We live in a world that, thanks to technology, is better connected and has greater access to information than ever before. Accelerated by the proliferation of smart devices and social media, this revolution has changed the way we live. However, its purpose so far has been to hold our attention, rather that to create a better society.
As a result, people are now both better informed and more easily misled: empowered, but also more vulnerable. However, we now recognise that we no longer have to accept there is nothing we can do about the negative aspects of the central role technology plays in our lives if we also want to keep the benefits. The power and the wealth that the big tech companies have created for themselves must also come with greater responsibility towards the safety of their users.
The UK is trying to strike a balance with world-leading online safety legislation, and as chair of the Joint Committee on the Online Safety Bill, I’m working with an expert group of MPs and peers to help us achieve that aim. Often, it is argued that the equilibrium can be found by simply requiring platforms to work with the police to better enforce existing
laws. However, we need to remember that social media companies are not just the hosts of content posted by their users. The algorithms they have designed to keep us online for as long as possible are also being used to promote legal but ultimately harmful content in users’ feeds at an unprecedented scale. These tools have played an active role in the virulent spread of, for example, anti-vaccine conspiracy theories and the incitement of criminal events, such as the Capitol Hill riots in Washington DC at the start of this year.
We live in a liberal democracy. This is why it’s right that our elected representatives should get to establish the principles that regulate the online world. But we also live in a liberal economy, and the private sector, of course, has a role to play too. Beyond parliament, digital companies themselves are helping to find the right balance.
On my Infotagion Podcast I’ve been discussing this with a number of entrepreneurs and innovators who are looking beyond the attention-based business models of the personalised ad-tech driven giants. Instead, they are creating digital services that seek to improve the user experience online and promote safety, in a way that remains privacy-focused.
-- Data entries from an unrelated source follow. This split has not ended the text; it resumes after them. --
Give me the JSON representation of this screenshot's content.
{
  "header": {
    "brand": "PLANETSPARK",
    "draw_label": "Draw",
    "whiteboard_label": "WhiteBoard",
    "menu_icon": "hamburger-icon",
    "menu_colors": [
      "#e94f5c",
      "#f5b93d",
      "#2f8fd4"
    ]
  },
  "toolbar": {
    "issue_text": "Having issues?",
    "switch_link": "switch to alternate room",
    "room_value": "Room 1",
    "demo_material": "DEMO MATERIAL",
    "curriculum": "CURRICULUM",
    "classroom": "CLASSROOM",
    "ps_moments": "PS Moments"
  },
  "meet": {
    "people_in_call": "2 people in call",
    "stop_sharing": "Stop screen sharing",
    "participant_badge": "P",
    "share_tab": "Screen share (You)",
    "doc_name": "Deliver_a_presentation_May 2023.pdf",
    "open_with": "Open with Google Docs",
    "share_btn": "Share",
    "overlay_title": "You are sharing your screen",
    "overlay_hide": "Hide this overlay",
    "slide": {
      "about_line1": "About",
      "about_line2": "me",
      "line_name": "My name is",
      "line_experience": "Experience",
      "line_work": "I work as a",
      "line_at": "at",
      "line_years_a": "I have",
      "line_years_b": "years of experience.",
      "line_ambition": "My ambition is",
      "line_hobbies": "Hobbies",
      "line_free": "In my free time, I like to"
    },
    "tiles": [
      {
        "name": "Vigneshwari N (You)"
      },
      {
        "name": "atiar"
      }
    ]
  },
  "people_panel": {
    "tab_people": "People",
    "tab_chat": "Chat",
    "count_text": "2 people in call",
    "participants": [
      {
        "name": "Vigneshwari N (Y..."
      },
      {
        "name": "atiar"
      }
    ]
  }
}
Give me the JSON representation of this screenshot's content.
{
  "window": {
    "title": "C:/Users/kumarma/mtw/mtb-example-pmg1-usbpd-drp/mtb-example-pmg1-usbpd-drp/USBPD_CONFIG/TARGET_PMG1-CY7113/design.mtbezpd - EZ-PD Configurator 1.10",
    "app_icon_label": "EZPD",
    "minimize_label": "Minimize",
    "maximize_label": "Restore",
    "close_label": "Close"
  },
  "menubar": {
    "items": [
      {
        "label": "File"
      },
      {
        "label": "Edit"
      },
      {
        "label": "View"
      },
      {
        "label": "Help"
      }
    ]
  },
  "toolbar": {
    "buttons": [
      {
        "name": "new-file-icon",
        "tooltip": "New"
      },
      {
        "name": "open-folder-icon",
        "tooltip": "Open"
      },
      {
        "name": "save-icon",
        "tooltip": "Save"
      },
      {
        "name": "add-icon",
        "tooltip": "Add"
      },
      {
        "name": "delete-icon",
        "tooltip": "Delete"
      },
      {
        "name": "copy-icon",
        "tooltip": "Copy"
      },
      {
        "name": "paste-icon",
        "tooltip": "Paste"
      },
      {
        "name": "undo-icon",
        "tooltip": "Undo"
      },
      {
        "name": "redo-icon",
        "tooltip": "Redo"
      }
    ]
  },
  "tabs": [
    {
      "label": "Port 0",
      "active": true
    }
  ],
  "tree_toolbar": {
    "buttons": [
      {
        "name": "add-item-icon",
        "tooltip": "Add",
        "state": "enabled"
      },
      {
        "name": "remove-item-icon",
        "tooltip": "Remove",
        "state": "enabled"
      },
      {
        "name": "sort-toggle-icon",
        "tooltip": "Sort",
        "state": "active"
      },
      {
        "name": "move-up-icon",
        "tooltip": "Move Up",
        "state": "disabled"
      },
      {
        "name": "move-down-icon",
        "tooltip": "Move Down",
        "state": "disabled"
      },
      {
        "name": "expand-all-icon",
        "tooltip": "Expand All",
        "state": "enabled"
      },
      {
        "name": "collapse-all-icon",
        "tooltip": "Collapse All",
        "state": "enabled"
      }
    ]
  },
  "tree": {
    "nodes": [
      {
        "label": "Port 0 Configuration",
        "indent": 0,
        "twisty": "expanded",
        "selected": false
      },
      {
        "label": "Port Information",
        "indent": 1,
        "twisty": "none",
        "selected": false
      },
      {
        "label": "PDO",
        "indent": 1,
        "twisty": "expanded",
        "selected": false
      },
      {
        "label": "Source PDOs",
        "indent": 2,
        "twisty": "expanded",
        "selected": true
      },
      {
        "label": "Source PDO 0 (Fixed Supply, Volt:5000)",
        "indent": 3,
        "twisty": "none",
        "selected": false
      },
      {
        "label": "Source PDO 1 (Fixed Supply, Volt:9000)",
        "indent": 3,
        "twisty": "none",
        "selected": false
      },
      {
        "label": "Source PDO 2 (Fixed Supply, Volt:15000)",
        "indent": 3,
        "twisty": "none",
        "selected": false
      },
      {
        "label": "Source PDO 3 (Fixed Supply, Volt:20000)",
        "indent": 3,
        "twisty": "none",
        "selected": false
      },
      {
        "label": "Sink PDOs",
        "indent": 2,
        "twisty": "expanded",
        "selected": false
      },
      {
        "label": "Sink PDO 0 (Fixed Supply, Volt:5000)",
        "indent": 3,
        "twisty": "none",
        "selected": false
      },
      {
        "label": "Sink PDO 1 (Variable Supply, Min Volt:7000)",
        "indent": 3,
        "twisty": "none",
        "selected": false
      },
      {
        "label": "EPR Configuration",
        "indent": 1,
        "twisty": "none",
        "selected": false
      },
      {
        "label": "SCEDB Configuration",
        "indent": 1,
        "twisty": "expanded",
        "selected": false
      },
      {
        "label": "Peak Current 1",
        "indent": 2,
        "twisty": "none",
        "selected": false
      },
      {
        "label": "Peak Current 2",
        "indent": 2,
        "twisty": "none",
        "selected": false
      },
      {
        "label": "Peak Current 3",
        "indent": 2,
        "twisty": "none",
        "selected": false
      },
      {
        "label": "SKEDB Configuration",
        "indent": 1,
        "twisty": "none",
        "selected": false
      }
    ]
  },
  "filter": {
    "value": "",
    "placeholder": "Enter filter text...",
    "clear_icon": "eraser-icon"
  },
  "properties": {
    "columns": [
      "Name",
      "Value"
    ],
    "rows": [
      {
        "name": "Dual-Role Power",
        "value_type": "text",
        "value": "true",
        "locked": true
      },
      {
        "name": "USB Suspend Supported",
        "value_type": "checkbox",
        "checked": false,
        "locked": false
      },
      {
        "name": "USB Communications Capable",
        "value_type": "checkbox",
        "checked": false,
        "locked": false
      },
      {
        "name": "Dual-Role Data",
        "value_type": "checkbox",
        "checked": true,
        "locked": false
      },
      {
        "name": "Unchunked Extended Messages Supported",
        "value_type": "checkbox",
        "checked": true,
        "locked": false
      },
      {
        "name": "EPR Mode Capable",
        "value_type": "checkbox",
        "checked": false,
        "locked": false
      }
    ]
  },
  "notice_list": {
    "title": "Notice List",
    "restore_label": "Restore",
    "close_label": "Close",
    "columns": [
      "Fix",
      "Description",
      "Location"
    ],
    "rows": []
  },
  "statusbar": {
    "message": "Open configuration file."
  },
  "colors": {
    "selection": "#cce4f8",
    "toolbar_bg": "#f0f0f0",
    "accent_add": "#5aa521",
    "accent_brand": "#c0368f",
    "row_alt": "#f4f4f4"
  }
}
Crisp Thinking, Factmata, Logically and SafeToNet are all UK companies harnessing the power of artificial intelligence to analyse, classify and mitigate the impacts of abuse and disinformation on mainstream platforms.
That isn’t to say the big beasts of tech don’t have a role to play too. Adobe’s Content Authenticity Initiative is helping to clearly identify the origin of online content and whether it’s been edited. Sir Tim Berners-Lee’s Inrupt is building tools to allow users to keep their personal data on independent servers, rather than on those run by Facebook, Google and Twitter. And Washington state, following calls from two of its most successful companies, Microsoft and Amazon, has passed a law requiring independent testing of new application programming interfaces (APIs) for facial recognition technologies.
I’m convinced that the Online Safety Bill, combined with measures to encourage competition in digital markets, is ushering in a new era of private innovation. This time it will promote safety by design, rather than by afterthought.